__TASK TO COMPLETE__:
Filter the entries down to the lines containing "from", and copy those lines.

__GIVEN DATA__:
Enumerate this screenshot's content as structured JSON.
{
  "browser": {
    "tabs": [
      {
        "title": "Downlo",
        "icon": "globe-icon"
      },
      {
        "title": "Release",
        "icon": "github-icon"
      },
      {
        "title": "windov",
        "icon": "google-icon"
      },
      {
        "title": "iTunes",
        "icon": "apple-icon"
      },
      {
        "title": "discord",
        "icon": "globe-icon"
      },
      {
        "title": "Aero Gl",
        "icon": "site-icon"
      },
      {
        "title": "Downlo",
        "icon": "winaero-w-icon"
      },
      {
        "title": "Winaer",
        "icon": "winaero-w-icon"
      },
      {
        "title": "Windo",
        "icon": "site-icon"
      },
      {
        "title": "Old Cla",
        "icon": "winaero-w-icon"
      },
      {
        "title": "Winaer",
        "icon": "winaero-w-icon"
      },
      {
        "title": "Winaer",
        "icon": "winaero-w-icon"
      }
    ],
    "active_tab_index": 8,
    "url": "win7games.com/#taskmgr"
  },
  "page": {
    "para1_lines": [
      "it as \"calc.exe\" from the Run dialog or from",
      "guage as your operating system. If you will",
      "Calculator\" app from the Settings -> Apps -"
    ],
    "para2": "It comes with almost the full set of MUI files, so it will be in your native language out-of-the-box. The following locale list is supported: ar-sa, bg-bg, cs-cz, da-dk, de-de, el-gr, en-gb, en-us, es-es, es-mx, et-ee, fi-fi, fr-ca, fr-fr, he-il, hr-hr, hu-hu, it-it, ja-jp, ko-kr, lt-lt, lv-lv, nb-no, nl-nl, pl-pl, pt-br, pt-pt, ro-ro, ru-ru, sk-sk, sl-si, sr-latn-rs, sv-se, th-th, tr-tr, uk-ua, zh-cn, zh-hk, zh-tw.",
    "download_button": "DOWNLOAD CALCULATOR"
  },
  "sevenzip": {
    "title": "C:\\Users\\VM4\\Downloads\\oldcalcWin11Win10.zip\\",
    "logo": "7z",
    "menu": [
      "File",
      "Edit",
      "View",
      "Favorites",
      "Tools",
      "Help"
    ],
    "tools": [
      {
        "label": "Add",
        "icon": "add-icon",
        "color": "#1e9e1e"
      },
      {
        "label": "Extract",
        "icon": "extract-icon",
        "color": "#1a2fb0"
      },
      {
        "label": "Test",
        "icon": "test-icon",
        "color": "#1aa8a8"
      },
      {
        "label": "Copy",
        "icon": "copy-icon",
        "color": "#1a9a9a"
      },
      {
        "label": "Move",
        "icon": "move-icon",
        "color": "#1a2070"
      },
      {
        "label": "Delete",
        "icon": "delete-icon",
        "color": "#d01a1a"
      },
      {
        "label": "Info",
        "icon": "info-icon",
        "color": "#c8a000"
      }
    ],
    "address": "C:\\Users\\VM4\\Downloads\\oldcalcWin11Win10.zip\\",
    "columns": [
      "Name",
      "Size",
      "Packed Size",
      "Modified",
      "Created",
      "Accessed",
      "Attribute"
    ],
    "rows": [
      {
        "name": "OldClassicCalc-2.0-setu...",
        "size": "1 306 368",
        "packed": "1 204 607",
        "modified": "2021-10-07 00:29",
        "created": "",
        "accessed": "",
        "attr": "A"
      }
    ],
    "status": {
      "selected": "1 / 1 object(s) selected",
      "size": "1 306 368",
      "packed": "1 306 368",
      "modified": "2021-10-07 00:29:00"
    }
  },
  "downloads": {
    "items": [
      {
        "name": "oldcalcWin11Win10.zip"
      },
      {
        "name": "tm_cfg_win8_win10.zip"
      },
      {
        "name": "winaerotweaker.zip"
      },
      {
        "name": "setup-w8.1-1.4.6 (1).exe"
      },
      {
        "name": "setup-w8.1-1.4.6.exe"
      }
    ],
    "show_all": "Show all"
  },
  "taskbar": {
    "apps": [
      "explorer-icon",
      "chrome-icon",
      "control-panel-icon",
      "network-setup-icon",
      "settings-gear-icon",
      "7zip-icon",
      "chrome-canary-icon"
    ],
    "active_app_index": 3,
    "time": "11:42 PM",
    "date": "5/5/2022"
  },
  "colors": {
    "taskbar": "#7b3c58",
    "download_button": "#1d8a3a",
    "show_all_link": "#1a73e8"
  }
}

__RESPONSE TO THE EXERCISE__:
      "it as \"calc.exe\" from the Run dialog or from",
      "Calculator\" app from the Settings -> Apps -"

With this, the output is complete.